- **WHAT YOU NEED TO DO**
Pick every line out of the entries below that has the string "Signaling", and copy it.

§ §

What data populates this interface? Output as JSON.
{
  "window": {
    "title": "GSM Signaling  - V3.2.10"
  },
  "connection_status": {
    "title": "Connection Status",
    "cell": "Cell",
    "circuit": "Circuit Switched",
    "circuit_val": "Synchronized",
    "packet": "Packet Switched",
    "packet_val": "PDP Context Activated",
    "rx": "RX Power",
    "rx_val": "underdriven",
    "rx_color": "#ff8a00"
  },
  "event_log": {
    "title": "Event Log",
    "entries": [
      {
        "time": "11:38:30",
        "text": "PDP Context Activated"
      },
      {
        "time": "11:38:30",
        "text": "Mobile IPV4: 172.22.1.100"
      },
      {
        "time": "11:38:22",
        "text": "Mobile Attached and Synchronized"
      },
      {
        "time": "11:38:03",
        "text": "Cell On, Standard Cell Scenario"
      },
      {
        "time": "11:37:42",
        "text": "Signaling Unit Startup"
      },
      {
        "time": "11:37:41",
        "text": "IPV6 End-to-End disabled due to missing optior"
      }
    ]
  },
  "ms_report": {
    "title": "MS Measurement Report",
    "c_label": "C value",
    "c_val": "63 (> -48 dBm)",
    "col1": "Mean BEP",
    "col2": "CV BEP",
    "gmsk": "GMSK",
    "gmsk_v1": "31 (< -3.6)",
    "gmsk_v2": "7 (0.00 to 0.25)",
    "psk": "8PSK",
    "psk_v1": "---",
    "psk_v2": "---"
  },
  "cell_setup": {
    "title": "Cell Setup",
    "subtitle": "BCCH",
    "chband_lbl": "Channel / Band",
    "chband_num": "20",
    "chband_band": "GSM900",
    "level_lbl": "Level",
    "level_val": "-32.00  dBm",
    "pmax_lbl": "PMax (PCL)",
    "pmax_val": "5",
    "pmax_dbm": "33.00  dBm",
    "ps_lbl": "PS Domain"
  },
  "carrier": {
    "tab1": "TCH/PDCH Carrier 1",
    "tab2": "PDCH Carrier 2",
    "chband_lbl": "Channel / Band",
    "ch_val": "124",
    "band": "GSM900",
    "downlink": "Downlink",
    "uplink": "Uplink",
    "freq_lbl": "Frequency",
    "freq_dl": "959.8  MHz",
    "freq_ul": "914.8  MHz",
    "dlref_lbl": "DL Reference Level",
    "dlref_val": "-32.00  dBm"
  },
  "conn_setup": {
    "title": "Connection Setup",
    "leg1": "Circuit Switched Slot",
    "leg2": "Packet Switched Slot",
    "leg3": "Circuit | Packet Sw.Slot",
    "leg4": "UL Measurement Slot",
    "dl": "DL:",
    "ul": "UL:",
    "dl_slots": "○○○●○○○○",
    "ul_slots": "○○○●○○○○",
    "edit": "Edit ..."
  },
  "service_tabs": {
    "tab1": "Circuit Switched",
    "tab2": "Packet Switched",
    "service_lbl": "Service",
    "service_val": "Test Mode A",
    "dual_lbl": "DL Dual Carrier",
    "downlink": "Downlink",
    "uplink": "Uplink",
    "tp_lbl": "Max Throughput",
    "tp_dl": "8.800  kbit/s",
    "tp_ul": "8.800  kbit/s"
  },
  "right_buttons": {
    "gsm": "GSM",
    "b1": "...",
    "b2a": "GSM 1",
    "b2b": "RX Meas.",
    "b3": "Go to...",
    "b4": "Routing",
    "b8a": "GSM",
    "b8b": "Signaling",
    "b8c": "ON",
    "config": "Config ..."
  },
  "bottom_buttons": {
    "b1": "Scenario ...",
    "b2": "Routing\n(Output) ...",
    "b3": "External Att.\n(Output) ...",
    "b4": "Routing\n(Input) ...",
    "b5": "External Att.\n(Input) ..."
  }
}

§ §

- **ANSWER SECTION**
    "title": "GSM Signaling  - V3.2.10"
        "text": "Signaling Unit Startup"
    "b8b": "Signaling",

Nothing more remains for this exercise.